| Requirement |
Find every line in the records below that holds the word "name", and copy each one.
----- Available data -----
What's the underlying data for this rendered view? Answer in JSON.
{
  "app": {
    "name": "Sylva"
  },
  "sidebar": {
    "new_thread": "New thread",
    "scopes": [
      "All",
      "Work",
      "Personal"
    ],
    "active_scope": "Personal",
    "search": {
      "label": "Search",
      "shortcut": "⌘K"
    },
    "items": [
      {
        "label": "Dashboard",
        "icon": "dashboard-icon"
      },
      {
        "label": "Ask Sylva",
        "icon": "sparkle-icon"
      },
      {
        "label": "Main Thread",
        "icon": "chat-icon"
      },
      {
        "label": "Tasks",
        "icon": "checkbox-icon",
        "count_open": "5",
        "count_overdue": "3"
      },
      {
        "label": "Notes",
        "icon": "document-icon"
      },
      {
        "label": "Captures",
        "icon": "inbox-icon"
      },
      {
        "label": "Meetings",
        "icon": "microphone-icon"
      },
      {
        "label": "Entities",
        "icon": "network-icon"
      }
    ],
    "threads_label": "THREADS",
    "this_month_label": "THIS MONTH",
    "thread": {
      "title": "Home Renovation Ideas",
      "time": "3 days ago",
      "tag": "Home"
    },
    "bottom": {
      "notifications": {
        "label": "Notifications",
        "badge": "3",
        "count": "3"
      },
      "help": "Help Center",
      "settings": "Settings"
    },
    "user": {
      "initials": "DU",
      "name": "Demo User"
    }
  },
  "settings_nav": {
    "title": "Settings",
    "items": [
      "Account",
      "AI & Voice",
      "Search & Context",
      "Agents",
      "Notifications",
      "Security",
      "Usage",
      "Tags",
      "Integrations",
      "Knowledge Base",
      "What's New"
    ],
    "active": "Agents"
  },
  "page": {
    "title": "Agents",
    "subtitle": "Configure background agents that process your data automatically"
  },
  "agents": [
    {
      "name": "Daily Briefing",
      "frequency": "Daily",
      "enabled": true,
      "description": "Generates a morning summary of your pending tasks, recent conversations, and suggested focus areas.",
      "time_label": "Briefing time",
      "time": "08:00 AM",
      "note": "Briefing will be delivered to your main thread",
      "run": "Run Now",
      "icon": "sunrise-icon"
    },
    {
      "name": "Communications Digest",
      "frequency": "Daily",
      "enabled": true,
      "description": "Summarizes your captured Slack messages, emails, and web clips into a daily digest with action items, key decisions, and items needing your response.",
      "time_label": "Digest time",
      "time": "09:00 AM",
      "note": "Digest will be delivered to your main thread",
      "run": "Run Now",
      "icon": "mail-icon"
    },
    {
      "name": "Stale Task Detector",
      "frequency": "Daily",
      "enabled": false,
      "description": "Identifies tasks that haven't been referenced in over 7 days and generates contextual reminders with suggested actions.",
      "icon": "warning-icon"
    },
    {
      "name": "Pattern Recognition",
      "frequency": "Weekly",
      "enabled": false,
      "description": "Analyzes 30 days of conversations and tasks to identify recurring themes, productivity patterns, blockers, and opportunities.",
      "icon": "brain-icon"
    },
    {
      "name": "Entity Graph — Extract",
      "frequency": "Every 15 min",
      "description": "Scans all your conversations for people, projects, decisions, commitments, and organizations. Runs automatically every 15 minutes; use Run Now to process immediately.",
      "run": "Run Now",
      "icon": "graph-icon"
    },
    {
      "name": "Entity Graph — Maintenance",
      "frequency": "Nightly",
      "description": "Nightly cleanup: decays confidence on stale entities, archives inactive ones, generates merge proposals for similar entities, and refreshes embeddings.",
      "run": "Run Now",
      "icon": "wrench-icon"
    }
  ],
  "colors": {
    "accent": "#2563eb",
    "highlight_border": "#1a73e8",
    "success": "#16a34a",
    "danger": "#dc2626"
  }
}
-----
| Problem solution |
    "name": "Sylva"
      "name": "Demo User"
      "name": "Daily Briefing",
      "name": "Communications Digest",
      "name": "Stale Task Detector",
      "name": "Pattern Recognition",
      "name": "Entity Graph — Extract",
      "name": "Entity Graph — Maintenance",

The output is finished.